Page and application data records
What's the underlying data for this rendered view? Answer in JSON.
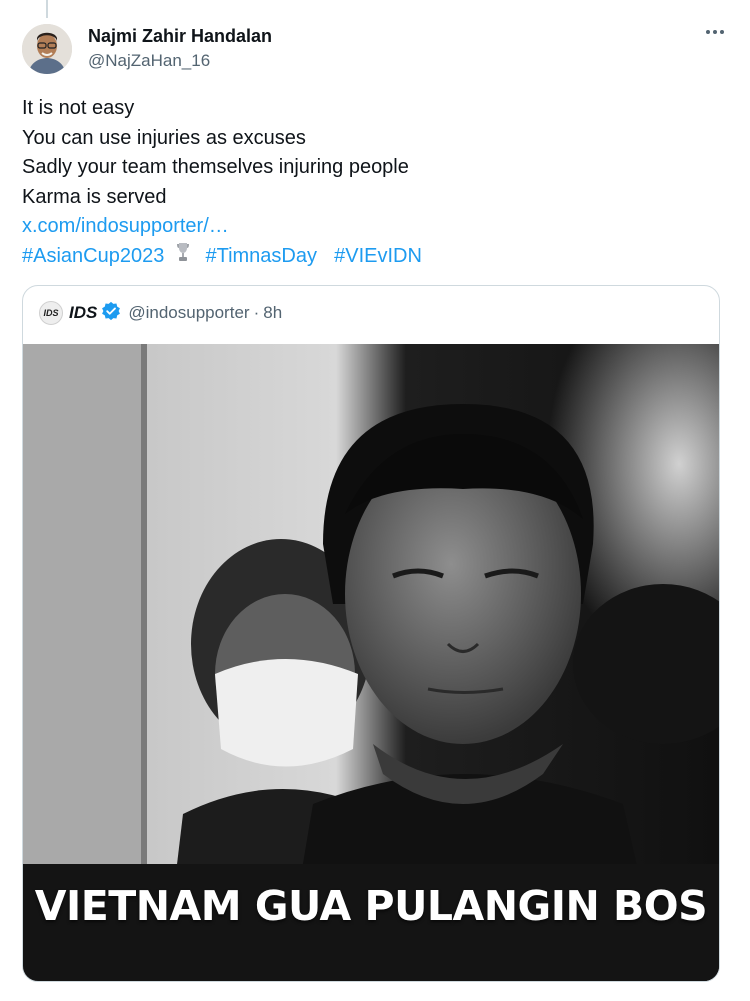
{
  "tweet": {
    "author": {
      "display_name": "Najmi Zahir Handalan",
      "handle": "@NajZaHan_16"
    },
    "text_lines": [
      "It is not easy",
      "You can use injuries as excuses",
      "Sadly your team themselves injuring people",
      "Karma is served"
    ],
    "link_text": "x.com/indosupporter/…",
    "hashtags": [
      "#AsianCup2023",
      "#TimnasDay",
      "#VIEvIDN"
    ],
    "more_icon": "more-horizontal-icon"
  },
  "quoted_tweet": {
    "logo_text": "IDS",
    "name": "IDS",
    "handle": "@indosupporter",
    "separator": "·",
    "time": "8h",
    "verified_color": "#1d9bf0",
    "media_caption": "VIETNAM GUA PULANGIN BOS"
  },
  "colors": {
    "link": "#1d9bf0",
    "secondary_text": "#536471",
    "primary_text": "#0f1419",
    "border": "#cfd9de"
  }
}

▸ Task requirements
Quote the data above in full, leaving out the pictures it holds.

▸ Result of this exercise
What's the underlying data for this rendered view? Answer in JSON.
{
  "tweet": {
    "author": {
      "display_name": "Najmi Zahir Handalan",
      "handle": "@NajZaHan_16"
    },
    "text_lines": [
      "It is not easy",
      "You can use injuries as excuses",
      "Sadly your team themselves injuring people",
      "Karma is served"
    ],
    "link_text": "x.com/indosupporter/…",
    "hashtags": [
      "#AsianCup2023",
      "#TimnasDay",
      "#VIEvIDN"
    ],
    "more_icon": "more-horizontal-icon"
  },
  "quoted_tweet": {
    "logo_text": "IDS",
    "name": "IDS",
    "handle": "@indosupporter",
    "separator": "·",
    "time": "8h",
    "verified_color": "#1d9bf0",
    "media_caption": "VIETNAM GUA PULANGIN BOS"
  },
  "colors": {
    "link": "#1d9bf0",
    "secondary_text": "#536471",
    "primary_text": "#0f1419",
    "border": "#cfd9de"
  }
}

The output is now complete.